▸ **Data provided**
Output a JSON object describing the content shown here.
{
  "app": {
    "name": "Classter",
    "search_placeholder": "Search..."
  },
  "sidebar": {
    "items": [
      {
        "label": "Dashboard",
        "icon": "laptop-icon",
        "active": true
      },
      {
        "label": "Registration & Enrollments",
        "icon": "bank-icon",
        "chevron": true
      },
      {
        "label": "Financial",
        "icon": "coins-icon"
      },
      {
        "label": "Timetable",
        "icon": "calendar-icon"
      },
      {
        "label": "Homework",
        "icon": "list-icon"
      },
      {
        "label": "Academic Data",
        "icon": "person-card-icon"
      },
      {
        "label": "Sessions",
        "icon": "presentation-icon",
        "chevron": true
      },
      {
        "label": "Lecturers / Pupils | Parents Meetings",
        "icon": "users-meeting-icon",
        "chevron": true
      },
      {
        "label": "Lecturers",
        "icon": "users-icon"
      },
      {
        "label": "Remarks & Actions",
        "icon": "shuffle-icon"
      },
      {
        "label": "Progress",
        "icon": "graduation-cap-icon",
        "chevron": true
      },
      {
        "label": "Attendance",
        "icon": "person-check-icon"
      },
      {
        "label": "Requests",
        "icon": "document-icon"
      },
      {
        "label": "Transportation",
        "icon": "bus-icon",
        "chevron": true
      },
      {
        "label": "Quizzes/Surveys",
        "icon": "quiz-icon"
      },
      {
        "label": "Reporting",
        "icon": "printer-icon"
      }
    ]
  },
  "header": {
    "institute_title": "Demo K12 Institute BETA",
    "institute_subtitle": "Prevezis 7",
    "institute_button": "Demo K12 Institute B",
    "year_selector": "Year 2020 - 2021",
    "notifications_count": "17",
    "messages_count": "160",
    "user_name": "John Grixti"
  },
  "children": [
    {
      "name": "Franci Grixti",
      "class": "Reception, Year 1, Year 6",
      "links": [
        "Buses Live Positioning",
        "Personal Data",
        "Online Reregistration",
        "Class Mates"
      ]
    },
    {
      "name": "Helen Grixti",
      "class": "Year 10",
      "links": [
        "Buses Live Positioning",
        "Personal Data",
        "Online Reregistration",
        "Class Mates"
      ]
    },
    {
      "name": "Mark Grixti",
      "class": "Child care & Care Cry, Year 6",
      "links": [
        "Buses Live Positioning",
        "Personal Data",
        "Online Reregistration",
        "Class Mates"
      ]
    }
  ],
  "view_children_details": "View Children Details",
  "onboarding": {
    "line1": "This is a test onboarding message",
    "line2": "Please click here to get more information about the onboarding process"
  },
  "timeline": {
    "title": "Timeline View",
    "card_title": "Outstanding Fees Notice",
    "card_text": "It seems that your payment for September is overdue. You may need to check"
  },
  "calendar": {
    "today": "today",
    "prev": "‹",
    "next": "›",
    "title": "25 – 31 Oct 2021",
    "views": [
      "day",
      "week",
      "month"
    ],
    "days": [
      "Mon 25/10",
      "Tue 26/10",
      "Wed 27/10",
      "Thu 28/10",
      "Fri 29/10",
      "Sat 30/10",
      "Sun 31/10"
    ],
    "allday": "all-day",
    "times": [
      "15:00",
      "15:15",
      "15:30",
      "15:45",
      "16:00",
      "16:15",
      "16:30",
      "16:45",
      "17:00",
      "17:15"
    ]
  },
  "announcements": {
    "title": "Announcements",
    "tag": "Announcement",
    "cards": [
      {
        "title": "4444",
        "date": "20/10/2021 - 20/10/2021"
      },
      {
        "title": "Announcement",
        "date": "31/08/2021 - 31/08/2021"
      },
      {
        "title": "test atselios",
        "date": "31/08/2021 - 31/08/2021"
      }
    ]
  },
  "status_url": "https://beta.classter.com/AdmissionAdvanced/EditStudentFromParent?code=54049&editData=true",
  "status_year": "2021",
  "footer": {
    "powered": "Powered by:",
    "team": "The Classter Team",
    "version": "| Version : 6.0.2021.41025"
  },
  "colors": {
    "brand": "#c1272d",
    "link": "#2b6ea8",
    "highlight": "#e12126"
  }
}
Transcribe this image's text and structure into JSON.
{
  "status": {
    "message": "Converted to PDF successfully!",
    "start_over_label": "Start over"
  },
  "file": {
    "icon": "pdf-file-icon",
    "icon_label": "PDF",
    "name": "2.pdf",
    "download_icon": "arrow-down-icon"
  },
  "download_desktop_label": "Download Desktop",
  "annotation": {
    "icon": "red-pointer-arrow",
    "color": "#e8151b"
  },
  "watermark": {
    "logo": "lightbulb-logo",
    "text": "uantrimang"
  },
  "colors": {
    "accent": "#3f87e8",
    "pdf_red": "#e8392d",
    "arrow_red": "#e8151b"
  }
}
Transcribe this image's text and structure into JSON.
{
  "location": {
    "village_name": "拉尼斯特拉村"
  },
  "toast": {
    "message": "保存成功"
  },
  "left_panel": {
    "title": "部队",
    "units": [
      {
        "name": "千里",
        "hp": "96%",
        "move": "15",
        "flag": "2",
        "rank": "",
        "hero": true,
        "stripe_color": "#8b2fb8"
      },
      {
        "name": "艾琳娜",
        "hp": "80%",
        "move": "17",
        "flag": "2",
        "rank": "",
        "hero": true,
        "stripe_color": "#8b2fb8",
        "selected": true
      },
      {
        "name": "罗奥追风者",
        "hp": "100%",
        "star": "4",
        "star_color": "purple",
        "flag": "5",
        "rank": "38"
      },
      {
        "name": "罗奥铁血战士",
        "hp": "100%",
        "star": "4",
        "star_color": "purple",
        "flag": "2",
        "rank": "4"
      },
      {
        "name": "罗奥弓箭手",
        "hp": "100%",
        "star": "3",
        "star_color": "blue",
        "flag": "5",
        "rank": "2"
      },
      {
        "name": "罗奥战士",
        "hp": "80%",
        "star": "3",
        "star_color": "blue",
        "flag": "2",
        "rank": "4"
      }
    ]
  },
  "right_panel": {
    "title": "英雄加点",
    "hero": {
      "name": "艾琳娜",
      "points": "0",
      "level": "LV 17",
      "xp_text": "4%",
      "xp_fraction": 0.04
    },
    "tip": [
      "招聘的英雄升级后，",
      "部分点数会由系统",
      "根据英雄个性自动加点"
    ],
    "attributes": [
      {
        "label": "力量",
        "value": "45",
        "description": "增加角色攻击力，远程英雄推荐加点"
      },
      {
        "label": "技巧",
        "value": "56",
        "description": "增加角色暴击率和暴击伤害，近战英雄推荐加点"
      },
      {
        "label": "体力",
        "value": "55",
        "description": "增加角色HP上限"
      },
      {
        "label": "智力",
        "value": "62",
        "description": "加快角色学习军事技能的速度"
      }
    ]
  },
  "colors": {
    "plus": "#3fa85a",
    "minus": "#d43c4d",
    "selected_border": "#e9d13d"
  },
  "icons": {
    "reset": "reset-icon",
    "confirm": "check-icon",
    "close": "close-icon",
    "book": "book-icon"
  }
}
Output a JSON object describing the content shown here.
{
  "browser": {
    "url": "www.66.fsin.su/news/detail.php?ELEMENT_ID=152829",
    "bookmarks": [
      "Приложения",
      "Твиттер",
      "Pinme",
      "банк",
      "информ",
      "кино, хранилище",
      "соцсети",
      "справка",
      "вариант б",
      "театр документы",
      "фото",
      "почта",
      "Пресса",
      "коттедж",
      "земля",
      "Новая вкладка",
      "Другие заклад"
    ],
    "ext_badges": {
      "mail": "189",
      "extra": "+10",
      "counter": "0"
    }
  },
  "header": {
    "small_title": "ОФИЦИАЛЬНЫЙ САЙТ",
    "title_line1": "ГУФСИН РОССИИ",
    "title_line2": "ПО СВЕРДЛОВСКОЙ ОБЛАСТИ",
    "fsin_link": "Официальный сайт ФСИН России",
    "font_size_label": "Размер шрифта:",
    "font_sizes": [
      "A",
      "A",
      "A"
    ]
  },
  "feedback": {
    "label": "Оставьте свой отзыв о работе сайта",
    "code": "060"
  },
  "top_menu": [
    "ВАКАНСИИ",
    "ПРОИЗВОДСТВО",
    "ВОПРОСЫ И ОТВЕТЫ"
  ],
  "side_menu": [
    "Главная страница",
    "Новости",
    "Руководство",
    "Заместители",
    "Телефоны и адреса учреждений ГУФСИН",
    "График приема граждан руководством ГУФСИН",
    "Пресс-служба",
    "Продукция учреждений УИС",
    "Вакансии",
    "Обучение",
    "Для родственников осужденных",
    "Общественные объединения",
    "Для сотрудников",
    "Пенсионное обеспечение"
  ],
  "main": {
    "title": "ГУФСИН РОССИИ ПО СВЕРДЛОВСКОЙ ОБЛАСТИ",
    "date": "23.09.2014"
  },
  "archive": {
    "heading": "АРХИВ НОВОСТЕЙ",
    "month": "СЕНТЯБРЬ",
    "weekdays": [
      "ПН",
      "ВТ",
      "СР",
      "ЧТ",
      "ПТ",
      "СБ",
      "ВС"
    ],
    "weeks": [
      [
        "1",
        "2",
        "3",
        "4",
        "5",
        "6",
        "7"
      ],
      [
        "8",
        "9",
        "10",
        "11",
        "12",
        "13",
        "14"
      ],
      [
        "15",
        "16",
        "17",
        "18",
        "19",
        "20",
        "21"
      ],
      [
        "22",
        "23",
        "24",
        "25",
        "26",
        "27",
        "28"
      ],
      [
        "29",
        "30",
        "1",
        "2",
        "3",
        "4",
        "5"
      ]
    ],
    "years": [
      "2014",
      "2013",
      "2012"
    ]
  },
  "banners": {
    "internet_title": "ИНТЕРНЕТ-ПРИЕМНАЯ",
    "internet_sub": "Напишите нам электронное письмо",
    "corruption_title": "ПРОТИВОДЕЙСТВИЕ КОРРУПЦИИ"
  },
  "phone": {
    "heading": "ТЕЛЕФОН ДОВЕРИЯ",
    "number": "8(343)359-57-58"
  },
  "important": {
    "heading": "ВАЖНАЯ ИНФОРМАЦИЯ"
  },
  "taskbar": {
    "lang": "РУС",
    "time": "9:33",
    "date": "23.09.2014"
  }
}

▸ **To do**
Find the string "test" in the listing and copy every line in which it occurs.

▸ **Reply**
    "line1": "This is a test onboarding message",
        "title": "test atselios",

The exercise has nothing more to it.